Daphne Fallis, Park River, N.D., letter -- The evidence is in: Secondhand smoke killsWhat more evidence does the state of North Dakota need to make it a state law to ban smoking in ALL public places?
By: Daphne Fallis,
PARK RIVER, N.D. — I am writing in regards to a Q&A feature in the Herald’s “Health and Wellness” section on Nov. 19 (“Medical therapy for cystic fibrosis is much improved,” Page B6).
Here is a quote from Dr. Joshua Wynne’s answer to a question on the effects of secondhand smoke:
“However, the deleterious effects of passive smoking have been more controversial, and the data indicating harm are not as persuasive as for active smoking — that is, until now.”
Wynne then goes on to cite a study done by the Mayo Clinic, which looks at the risk of heart attacks and sudden death before and after a workplace smoking ban in the county in which the Mayo Clinic is located.
“They found that the risk of heart attacks and sudden deaths fell by about half,” Wynne notes.

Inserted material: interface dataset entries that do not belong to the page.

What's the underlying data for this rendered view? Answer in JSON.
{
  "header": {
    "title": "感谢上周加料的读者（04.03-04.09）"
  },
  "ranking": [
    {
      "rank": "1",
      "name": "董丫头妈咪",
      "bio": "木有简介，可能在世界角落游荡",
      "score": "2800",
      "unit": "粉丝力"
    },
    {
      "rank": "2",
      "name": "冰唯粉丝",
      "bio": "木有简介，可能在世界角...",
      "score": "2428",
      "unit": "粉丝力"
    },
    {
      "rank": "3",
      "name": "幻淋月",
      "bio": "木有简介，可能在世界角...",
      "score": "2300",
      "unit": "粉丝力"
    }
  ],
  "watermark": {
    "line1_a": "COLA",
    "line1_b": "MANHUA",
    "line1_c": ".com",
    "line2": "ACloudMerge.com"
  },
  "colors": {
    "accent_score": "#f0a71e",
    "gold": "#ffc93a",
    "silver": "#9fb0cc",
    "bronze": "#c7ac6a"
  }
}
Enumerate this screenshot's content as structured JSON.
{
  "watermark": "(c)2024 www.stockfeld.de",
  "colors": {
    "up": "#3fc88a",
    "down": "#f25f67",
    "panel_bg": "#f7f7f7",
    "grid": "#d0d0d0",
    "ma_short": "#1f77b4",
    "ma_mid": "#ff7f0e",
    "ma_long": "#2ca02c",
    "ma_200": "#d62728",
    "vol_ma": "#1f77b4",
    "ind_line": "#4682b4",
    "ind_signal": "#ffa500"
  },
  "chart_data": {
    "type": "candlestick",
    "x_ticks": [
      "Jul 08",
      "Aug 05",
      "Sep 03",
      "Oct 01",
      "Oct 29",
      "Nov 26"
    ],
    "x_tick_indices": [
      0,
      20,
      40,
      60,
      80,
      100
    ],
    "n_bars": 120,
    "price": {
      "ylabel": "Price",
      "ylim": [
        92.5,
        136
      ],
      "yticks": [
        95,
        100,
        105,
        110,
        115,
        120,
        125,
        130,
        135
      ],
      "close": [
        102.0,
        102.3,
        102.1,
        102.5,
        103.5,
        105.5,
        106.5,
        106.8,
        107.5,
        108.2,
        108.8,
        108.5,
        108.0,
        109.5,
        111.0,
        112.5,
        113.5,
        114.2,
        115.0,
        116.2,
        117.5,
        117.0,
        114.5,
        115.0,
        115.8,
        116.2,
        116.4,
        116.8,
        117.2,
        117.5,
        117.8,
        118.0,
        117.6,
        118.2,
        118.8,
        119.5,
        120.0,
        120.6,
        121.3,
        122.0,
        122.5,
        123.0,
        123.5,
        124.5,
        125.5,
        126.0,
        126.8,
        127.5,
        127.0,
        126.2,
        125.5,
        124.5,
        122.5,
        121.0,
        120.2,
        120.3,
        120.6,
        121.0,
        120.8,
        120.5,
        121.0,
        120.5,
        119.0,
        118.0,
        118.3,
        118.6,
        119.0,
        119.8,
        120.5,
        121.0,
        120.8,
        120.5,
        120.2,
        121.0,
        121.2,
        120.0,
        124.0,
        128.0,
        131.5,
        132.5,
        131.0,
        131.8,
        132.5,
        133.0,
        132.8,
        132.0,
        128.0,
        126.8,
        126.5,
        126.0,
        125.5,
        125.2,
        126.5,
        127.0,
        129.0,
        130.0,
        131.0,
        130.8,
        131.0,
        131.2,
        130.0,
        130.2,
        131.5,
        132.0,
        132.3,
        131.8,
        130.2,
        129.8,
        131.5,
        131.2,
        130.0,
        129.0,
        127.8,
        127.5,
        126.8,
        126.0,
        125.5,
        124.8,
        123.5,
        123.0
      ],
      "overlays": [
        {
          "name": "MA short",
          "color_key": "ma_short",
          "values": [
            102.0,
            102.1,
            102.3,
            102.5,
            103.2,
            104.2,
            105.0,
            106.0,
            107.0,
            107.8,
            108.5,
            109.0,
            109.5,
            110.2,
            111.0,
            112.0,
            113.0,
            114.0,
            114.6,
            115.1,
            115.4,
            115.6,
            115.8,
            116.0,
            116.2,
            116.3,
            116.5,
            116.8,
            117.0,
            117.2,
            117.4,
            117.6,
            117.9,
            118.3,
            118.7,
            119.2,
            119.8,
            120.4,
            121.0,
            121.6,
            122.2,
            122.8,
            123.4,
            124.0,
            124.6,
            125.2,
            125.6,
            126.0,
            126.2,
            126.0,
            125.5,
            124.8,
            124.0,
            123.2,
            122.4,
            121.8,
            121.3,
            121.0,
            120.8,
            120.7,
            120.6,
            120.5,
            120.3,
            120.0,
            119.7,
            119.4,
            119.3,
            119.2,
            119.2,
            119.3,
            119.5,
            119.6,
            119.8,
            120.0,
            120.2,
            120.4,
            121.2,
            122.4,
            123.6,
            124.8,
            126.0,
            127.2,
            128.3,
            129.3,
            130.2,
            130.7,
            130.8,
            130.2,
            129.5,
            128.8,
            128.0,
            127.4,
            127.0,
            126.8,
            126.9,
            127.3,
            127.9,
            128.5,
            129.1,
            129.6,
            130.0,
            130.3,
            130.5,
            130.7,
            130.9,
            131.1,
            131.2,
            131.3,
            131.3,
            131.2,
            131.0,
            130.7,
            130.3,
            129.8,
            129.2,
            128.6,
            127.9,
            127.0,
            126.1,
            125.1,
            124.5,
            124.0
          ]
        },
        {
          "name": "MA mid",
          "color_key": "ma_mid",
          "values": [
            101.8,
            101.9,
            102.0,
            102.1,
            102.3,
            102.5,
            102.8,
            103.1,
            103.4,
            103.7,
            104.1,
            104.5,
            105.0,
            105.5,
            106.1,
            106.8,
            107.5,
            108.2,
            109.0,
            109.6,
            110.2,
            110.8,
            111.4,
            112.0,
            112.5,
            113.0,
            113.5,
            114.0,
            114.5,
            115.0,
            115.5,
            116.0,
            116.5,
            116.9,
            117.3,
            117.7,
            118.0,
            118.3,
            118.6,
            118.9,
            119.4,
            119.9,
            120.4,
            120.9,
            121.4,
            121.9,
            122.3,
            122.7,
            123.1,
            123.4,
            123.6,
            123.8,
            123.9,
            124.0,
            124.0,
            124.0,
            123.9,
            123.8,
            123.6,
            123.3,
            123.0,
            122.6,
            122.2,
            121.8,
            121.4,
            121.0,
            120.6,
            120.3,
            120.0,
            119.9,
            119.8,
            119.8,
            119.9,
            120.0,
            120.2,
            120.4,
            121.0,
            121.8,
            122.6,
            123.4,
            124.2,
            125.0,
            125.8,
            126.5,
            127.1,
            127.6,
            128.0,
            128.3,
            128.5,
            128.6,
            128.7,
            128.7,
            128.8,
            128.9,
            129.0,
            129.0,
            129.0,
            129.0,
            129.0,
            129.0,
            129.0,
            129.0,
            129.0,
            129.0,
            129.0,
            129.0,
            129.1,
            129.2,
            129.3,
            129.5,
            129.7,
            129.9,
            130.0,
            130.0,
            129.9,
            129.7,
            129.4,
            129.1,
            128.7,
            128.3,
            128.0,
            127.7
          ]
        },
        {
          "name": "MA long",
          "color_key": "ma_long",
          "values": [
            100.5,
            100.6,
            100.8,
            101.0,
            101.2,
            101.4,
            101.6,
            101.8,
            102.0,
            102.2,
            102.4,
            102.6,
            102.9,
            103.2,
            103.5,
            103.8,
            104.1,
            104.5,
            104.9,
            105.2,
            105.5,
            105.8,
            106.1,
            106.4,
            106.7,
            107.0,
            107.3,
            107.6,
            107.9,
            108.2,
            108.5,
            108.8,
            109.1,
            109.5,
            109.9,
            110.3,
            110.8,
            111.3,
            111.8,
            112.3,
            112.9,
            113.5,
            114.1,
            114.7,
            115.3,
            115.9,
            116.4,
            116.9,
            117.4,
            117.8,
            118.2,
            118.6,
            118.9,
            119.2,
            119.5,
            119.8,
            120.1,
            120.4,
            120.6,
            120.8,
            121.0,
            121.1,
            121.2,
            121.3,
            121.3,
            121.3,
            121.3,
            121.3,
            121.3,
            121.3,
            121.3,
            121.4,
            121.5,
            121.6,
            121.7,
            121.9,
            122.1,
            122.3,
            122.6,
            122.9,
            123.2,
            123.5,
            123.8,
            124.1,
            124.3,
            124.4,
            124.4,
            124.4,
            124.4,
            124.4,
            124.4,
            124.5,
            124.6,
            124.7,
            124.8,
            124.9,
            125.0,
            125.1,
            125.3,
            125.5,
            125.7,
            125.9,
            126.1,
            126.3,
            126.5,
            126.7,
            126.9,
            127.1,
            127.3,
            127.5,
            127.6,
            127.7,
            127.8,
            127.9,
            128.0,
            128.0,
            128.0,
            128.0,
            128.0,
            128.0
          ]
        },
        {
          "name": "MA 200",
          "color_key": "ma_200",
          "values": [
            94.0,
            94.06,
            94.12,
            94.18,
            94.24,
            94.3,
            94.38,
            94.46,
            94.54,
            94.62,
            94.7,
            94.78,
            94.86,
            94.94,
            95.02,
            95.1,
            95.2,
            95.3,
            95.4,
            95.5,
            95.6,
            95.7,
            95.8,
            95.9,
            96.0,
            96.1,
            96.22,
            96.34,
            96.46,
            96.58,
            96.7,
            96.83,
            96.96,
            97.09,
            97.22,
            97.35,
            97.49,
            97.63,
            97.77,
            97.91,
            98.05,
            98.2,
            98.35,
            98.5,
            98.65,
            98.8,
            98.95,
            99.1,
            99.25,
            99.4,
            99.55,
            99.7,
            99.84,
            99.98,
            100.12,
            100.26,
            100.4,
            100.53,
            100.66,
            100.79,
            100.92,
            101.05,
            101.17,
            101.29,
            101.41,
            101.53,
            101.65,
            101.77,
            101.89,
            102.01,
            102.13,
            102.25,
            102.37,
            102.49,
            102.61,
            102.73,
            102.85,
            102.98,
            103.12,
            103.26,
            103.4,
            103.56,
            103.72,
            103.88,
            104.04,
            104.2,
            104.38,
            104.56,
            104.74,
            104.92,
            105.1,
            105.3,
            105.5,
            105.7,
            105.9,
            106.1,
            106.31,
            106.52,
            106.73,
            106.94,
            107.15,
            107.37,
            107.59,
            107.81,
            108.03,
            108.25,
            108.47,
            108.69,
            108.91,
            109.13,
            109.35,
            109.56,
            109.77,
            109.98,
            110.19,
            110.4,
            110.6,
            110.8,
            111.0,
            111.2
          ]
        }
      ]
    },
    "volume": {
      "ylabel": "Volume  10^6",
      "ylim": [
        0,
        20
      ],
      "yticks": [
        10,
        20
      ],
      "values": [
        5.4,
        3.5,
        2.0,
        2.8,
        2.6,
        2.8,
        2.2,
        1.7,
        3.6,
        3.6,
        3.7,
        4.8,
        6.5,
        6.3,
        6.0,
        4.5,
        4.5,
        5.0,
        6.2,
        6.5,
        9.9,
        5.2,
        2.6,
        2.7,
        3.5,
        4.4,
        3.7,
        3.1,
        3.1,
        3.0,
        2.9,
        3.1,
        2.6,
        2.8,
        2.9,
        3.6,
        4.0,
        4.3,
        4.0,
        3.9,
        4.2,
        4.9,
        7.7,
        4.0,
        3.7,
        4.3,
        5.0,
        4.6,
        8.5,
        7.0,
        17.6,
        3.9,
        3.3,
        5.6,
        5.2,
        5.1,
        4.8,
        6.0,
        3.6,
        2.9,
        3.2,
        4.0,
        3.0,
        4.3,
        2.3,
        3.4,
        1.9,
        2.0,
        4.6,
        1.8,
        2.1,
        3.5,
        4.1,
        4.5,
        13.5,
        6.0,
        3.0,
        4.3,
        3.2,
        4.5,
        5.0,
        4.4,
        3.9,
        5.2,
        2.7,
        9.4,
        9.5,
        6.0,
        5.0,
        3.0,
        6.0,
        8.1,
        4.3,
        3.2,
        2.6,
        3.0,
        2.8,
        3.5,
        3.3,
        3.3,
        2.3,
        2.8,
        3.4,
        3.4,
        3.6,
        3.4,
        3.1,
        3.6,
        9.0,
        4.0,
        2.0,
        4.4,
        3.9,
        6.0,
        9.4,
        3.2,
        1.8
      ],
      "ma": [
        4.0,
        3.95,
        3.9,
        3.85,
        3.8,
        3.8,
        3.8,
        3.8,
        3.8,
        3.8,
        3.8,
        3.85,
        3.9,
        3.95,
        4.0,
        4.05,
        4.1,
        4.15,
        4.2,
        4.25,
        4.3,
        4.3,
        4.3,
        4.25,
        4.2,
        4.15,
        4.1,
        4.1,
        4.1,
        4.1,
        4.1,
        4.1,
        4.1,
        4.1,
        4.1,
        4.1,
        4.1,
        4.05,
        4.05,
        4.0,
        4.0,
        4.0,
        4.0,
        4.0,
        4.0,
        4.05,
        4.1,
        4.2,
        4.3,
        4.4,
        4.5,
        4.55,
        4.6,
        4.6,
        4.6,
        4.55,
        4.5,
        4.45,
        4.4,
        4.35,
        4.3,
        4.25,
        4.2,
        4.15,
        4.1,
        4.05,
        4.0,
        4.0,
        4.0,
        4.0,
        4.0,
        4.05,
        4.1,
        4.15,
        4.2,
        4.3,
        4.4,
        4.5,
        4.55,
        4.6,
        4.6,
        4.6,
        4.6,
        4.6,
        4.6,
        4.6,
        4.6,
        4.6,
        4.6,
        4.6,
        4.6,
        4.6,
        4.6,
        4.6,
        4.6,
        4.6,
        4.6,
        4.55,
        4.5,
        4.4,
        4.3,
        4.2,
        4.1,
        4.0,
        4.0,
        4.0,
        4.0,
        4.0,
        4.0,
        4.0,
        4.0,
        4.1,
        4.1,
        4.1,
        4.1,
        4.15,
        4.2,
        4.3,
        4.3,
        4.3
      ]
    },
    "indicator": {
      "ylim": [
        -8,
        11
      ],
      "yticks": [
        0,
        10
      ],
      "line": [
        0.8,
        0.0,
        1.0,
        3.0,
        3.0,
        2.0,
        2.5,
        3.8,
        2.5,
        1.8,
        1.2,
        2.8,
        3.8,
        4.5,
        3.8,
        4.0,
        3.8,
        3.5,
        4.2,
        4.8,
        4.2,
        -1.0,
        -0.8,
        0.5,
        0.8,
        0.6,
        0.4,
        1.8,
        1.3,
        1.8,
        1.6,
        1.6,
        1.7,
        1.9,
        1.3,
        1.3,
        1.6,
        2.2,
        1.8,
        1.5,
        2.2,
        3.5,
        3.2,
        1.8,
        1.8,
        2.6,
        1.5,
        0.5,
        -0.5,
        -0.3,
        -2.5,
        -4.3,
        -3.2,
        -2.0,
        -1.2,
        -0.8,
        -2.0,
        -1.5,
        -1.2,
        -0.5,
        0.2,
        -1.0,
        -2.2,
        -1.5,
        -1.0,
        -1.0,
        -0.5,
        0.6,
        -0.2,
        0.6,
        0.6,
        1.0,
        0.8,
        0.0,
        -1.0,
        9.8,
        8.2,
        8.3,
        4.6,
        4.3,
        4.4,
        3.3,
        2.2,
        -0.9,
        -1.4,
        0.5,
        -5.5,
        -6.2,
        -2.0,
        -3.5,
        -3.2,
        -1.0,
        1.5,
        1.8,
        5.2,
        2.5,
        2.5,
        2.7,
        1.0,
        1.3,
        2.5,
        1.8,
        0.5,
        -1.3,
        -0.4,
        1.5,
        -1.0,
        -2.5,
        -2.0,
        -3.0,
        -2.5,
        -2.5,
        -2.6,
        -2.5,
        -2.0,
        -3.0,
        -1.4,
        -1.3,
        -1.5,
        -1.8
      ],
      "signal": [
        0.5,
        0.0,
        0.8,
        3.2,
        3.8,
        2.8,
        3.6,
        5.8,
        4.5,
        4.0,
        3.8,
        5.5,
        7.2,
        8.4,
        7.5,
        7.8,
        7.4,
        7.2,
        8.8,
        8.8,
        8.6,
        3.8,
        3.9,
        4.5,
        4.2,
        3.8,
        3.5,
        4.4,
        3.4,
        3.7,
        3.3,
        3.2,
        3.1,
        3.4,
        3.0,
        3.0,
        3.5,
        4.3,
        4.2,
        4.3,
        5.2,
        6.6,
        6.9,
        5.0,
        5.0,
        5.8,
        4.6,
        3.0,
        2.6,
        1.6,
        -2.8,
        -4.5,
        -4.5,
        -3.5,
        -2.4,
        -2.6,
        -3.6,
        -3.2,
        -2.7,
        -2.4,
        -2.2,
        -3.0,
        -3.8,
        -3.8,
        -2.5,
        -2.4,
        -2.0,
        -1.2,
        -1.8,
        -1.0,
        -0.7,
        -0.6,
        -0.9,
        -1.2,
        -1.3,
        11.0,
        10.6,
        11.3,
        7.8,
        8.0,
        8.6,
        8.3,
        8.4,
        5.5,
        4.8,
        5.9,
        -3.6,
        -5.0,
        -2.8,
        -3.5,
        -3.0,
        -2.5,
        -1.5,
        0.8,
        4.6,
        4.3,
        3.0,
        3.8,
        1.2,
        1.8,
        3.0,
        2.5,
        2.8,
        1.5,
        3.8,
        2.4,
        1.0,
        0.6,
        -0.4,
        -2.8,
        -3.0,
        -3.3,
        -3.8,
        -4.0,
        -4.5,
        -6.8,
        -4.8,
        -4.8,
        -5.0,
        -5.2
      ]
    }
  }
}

“That dramatic a fall in risk is unlikely to be due to anything other than the ban on public smoking, even though prevention and treatment continues to improve for heart-related problems.”
Wynne didn’t speak about the risks of lung cancer that are attributed to secondhand smoke, but a relative of mine who has never been a smoker has recently been diagnosed with lung cancer, likely due in part to smoky environments.
What more evidence does the state of North Dakota need to make it a state law to ban smoking in ALL public places? Let’s get with the times, and wake up and smell the toast … or should I say, the smoke.
Thankfully, I live in a city where there are three bars that have chosen to do the right thing on their own accord and have gone smoke-free.
Now, I can not only enjoy a night out without the ill effects of secondhand smoke, but also I have been able to get a part-time job in one of them — something I wouldn’t have done had they not been smoke free!
Kudos to the American Legion, The Upper Deck and The Club.